“Yes, yes, I know. I did hope that we could do this without revealing who I was but I realised a while ago that it probably isn’t possible. The thing is though, doing it this way I don’t have to convince anyone. You were here tonight, you saw my face before, what he did. I don’t have to stand in front of a judge and tell a jury what he did and hope they believe me. I know if it came to that I’d wimp out. I know they’d look at me and think I was a desperate middle-aged woman throwing herself at a young man. He is lovely looking you have to admit. He is handsome and he seems kind. That’s one of the worst things about all this you know. He is kind, and gentle and funny.” She started to sob and Judy sat beside her holding her hand while she allowed the grief to drip down her cheeks and soak the fabric of her dressing gown.
“Let’s do it, let’s just see if this can work and then maybe I can have my life back.”
They powered up the computer and polished and tweaked the damning evidence ready to launch it on the college Intranet the next morning. Mary dragged herself into the kitchen to make them hot chocolate and toast which she then couldn’t eat because of the soreness in her throat.

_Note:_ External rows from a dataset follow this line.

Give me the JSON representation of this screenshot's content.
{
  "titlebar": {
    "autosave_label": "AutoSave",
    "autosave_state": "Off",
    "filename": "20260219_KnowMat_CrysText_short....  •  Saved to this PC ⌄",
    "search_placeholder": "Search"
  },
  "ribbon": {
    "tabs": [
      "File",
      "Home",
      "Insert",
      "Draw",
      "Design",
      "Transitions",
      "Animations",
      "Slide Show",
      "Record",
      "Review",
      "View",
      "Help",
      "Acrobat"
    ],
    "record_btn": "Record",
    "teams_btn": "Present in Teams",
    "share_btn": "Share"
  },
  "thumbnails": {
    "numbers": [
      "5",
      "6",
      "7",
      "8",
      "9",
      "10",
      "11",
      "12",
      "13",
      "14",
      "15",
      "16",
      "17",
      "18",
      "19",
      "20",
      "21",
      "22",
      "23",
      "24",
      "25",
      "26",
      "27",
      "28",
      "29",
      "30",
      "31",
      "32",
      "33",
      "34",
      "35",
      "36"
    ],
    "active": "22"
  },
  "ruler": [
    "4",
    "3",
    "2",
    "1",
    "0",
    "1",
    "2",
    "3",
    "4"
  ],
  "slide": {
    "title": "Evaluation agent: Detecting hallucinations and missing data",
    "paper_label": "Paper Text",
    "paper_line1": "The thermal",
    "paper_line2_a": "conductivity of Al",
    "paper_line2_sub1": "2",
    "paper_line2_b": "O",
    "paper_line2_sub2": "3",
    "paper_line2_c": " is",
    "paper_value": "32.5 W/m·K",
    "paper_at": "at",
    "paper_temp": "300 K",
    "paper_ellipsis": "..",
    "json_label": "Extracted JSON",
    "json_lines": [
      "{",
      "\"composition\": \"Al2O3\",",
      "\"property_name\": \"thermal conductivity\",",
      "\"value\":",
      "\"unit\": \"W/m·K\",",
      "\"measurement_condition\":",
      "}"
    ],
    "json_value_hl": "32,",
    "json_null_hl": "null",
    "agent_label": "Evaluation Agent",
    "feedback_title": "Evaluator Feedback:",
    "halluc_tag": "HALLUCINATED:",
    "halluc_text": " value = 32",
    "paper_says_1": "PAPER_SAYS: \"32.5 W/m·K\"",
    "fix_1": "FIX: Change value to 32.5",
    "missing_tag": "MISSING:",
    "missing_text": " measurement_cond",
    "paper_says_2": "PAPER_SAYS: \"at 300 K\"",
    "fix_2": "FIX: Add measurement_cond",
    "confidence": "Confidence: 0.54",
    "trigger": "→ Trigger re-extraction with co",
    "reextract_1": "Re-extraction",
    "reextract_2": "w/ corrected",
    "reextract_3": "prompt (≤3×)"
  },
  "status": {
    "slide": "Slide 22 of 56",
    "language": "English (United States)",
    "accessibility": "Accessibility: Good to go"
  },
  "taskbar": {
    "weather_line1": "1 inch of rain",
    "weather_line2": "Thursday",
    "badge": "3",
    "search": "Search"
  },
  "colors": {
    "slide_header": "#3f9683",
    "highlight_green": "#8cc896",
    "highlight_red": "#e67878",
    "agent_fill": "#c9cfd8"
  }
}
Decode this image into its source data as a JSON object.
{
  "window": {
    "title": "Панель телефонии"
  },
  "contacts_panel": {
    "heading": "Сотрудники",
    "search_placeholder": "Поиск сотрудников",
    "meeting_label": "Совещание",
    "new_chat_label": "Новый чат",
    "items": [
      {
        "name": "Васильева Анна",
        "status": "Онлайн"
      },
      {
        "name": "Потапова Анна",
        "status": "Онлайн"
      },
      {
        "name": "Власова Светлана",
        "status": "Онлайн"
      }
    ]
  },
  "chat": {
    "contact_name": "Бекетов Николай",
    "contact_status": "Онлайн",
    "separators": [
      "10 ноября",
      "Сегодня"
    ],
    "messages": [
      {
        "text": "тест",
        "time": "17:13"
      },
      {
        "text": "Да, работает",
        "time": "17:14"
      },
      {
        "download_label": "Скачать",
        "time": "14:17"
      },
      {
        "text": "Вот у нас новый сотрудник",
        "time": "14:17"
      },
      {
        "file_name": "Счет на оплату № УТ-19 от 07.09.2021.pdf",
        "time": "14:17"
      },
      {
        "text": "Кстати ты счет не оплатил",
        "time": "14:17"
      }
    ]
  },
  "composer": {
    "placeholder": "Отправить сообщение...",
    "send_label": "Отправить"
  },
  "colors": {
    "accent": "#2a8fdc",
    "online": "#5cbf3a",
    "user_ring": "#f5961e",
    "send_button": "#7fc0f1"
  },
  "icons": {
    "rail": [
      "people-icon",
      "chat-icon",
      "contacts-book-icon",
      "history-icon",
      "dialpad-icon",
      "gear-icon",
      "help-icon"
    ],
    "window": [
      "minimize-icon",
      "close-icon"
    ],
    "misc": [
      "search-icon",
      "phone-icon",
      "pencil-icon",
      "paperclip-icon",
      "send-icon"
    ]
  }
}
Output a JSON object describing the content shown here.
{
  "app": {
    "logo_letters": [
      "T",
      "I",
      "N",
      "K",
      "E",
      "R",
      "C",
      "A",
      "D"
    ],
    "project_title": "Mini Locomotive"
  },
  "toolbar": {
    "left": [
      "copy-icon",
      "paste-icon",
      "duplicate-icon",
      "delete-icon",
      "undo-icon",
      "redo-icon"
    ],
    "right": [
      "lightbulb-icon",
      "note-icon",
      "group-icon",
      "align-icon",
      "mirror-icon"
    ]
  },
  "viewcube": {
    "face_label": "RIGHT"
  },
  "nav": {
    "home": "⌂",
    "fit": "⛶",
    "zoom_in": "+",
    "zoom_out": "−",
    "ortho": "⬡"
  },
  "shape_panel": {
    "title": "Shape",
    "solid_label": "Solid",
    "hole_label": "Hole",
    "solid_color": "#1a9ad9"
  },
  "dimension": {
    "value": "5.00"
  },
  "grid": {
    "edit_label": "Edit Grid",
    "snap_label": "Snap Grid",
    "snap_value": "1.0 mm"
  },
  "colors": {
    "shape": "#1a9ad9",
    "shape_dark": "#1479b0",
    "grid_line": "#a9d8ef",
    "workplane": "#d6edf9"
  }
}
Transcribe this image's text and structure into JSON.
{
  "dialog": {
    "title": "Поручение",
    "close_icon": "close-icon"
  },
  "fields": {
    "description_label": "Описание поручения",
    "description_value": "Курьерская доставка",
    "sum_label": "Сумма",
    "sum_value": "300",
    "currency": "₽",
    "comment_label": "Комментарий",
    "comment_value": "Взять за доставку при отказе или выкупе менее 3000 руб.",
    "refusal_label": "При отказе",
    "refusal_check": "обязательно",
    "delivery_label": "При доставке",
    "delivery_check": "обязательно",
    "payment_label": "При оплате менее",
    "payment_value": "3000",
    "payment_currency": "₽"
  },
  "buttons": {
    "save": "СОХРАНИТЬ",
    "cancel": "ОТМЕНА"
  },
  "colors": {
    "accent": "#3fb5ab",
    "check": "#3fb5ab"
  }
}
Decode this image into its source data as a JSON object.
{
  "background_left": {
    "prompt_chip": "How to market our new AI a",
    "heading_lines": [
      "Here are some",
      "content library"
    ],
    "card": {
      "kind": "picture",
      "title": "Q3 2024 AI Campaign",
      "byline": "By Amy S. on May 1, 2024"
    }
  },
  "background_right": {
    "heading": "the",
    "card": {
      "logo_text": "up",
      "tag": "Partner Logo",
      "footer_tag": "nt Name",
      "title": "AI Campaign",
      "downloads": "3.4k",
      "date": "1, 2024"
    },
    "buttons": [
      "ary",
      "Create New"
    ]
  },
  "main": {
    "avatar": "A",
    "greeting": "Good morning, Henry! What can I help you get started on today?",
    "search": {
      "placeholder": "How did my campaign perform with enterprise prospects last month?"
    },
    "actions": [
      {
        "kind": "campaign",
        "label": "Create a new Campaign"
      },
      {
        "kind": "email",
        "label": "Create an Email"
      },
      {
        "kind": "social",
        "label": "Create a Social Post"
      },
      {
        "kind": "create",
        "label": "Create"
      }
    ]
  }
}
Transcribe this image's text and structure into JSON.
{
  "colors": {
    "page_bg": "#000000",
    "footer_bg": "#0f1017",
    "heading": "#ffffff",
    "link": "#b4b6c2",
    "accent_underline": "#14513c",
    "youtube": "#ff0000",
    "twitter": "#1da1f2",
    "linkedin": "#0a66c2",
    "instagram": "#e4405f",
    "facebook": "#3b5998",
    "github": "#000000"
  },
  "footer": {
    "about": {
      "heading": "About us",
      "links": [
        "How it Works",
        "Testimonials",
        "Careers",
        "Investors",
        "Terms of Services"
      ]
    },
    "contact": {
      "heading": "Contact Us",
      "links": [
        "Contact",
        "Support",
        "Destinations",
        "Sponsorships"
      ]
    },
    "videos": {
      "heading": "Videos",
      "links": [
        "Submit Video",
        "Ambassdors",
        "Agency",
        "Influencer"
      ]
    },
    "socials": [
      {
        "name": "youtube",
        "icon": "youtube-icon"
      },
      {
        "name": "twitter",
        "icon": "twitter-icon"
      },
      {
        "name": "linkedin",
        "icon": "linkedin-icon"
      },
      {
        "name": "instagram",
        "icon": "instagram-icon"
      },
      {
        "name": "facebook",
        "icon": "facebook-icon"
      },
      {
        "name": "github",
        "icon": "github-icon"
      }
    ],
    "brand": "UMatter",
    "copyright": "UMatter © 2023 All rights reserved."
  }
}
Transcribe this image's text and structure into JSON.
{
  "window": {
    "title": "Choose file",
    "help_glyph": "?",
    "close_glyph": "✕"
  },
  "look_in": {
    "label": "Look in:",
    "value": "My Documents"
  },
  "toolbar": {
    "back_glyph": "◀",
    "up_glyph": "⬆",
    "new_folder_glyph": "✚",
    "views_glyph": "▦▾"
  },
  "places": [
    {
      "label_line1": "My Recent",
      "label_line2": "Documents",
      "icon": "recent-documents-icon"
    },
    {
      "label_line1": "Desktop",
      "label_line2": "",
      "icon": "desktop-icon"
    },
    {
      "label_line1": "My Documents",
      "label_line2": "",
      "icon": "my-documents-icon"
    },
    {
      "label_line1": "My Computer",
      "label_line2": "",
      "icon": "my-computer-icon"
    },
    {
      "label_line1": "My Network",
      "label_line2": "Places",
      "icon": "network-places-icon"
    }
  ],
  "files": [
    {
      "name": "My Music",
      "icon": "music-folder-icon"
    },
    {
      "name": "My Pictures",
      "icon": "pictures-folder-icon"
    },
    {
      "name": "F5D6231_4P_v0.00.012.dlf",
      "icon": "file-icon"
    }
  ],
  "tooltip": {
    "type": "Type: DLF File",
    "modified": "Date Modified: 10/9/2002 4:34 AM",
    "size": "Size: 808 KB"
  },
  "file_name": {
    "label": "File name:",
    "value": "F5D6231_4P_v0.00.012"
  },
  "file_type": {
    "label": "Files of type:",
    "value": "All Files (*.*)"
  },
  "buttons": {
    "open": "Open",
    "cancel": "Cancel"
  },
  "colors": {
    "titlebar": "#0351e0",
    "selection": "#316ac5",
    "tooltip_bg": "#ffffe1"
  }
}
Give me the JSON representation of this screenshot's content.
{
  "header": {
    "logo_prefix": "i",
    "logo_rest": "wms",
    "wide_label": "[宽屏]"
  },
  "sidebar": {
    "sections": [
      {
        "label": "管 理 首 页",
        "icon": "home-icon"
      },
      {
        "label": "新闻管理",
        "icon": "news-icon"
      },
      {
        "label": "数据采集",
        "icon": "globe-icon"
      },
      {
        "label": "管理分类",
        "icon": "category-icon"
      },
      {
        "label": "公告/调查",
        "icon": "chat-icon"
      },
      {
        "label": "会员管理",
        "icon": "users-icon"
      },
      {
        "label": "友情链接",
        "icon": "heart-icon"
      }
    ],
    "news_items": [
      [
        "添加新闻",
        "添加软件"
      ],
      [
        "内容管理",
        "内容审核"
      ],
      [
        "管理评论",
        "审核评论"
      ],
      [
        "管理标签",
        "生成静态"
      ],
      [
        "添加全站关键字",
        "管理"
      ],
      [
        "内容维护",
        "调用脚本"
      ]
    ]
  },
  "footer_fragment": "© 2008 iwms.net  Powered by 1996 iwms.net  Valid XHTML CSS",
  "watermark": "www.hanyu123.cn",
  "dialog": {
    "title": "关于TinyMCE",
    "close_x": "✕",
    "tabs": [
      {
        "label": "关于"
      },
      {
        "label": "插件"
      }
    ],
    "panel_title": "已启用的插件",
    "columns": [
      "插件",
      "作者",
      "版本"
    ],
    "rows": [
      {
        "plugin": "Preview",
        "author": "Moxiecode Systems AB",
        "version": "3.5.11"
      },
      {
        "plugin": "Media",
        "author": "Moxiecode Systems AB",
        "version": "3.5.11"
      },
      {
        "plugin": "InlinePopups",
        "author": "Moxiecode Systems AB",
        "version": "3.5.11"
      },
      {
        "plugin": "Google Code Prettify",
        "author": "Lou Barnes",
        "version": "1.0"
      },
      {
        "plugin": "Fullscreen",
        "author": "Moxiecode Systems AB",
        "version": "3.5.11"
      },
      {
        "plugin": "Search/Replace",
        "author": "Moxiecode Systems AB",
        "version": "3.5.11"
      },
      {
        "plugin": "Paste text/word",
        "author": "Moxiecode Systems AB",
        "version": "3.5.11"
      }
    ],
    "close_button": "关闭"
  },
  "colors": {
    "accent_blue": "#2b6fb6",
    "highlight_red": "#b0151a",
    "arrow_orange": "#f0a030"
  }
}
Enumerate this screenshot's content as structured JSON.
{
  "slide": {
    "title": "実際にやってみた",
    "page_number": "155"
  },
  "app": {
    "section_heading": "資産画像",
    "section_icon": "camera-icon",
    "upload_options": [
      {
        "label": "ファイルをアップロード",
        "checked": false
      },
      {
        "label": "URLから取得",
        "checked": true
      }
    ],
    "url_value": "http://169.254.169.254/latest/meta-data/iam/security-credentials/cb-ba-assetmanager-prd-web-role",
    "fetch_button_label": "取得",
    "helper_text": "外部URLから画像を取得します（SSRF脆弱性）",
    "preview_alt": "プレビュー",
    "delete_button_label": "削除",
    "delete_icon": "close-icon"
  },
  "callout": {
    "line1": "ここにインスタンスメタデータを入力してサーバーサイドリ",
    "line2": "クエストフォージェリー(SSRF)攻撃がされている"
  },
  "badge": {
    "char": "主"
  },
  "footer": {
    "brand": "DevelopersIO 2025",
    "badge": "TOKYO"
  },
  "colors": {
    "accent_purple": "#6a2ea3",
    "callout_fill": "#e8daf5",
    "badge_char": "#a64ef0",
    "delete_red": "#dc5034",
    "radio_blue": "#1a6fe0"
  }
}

As the dawn crept across the sky and the birds argued and gossiped in the trees in the road outside they pressed the key. Such a small action. They hugged, a warm, sisterly embrace and then settled down, Judy in the big armchair and Mary on the couch, they covered themselves with duvets and they waited.